Speaking of Baja fishing, the East Cape and its beach launching of sportfishers and pangas will never be the same. Cabo Rivera’s marina opened in La Ribera. Planned are285 slips, small boat ramp, marina office, weigh scales, andtwo hotels, 382 homesites with private dockage and a Robert Trent Golf Course. Our first Baja columnist Ray Cannon is probably rolling over in his grave, and Fred Hoctor, now 10 years after his passing, is probably wondering why it took so long. And laughing about something or other. I really miss that guy.
The WON Ensenada tournament will likely be back next year, with a slightly new format, and the same dates, late July. Look for an epic albie year next time, as the fish always show up strong after an El Nino. There will be one offshore division for dorado, tuna and yellowtail, three fish total weight) and an inshore division, rockfish, bass and halibut). The lack of an inshore division hurt participation when the weather offshore soured.

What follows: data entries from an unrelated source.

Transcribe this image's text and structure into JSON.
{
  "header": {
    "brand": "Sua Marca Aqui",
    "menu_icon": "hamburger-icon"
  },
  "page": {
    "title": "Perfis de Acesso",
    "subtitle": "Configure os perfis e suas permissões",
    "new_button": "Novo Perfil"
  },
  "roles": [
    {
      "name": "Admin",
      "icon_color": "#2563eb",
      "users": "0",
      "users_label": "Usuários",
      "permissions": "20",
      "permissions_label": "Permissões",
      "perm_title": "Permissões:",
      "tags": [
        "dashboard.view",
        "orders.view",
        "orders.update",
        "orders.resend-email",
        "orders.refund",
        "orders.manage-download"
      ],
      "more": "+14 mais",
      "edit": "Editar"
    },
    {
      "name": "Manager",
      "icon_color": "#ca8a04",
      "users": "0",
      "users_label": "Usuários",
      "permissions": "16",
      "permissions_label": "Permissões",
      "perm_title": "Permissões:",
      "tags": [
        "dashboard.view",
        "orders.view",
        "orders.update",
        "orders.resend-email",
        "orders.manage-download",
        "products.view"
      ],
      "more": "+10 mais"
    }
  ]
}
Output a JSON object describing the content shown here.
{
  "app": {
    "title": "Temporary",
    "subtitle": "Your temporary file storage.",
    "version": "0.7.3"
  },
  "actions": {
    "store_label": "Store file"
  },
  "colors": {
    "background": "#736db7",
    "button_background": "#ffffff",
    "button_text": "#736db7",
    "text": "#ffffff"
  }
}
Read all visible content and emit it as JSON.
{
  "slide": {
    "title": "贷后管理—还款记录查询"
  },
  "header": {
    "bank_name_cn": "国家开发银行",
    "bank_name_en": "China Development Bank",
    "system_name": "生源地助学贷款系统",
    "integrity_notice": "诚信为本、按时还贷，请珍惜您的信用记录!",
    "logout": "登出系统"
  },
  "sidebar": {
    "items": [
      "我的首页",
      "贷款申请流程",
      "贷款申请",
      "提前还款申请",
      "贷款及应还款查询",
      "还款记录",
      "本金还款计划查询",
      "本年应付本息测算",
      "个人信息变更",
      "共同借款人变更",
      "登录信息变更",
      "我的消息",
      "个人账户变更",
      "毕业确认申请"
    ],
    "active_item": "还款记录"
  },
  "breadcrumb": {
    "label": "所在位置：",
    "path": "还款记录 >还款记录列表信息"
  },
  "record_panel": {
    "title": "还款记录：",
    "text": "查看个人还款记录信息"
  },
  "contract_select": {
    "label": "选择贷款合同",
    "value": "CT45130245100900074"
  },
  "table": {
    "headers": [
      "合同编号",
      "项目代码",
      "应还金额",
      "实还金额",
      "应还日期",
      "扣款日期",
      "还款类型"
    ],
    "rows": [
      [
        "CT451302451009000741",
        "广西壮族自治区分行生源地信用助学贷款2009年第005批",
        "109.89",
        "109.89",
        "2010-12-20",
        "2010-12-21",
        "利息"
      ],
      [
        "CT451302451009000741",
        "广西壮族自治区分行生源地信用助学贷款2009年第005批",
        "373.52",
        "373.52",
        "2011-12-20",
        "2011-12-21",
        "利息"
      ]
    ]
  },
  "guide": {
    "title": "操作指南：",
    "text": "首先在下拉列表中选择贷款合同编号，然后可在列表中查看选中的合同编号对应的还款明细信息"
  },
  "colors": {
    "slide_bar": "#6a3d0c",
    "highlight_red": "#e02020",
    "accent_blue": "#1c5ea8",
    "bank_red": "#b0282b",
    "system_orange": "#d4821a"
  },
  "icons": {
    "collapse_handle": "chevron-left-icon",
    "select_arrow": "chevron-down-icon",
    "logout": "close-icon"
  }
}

Final note on tournaments: We’re expanding and changing in 2013. Just as a heads up, the Catalina WSB tourney format will likely change next year. Islands fishing only. No coastal fishing will be allowed. No point to having an island event if a big coastal tanker wins it each year, which now the trend.For coastal guys who might be miffed, another WON saltwater tournament will be addedin June, Coastal only, but the same format and species will count (halibut, WSB, yellowtail). A WON sand bass event is also in the works for 2013.